Almeida was speaking during the 2nd Renewable Energy and Power Infrastructure Investors Conference held recently at the Gaborone International Convention Centre (GICC). Almeida considered the merits of sourcing solar power in Botswana and related hurdles and possible financing solutions to fund the green energy source.
He said with its high number of clear days in a year, Botswana provides an excellent solar resource, so the logical conclusion is that solar could provide a meaningful contribution to Botswana’s energy demands. The increasing cost and unreliability of power from Eskom in South Africa provided the impetus for the Botswana government to research renewable energy, with the most obvious contender being solar.
In early 2017, the Botswana Power Corporation (BPC) decided to start a programme to procure 100MW of solar energy and exploit the plentiful natural resource. Solar power solutions have also become far more affordable and commercially viable over the past few years. Many issues that plagued solar have also been resolved. The introduction of hybrid systems using more sophisticated battery technology and diesel generation to store energy and boost production at peak times has resolved a constraint that solar power could only be generated during the day.
Almeida however said a key stumbling block to funding solutions of renewable energy in Africa is a possible currency mismatch, which is created when investors invest in USD and the collection of tariffs is done in the local currency.
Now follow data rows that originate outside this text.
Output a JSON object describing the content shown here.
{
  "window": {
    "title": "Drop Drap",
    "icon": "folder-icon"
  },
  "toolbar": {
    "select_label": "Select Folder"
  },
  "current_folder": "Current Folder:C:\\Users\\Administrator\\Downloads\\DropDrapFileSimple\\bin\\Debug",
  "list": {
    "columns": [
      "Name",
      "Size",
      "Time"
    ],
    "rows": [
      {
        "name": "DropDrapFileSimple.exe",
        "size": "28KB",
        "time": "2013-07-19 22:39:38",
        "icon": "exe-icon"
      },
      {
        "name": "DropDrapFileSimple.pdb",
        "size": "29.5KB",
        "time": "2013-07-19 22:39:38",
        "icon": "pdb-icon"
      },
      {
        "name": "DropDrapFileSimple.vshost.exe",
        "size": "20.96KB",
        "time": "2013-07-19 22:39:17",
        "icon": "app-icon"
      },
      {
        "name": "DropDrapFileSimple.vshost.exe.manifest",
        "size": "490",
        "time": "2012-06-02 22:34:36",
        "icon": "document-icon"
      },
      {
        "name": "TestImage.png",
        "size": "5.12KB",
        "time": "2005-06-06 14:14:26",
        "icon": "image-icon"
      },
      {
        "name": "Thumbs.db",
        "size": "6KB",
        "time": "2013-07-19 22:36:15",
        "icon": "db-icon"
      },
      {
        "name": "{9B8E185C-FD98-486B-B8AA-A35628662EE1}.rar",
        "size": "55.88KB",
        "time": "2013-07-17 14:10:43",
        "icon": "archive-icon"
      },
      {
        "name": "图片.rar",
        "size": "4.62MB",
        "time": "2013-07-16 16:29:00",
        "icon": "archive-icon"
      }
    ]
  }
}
Almeida believes that solutions should be considered to originate the financing solutions in the local currency, which prevents countries being exposed to potential harmful swings in the dollar related exchange rates.
“Being the largest commercial bank in Botswana and with our experience in structuring these Power Purchase Agreements (PPA), we believe we could assist to provide expertise in defining the “bankable” risk allocation for the PPA, boosting investor and banks appetite for the programme and also create solutions in underwriting the deals in Pula,” noted Almeida.
Based on the pivotal role RMB played in South Africa’s REIPPP, the team is further well positioned to assist BPC to move their renewable energy programme forward.
Almeida believes that with the buy in of the Botswana government to procure some 100MW of power through solar and innovative funding solutions, the country could forge a path to a sustainable energy source for thousands of homes.
Tiago joined RMB in 2012 primarily as a transactor and has been largely involved in project finance transactions across Africa, focussing on power projects, such as greenfield and brownfield IPPs, logistic facilities, ports and toll roads. Notably Tiago was involved in the USD1.2 billion financing of a greenfield port in Nigeria, a USD 120 million port expansion in Ghana and assisting to provide USD 200 million sovereign facilities for Angola. United Nations Development Programme Botswana is one of the players that are working on the production of biogas from waste. They are currently working of building biogas stations around the country that will assist with generating power.
“Renewable energy is expected is expected to contribute at least 20 percent of electricity consumption in the country by the year 2030. By doing so we want to improve the security of energy and assist in waste management,” said Jacinta Barrins the resident representative from UNDP Botswana.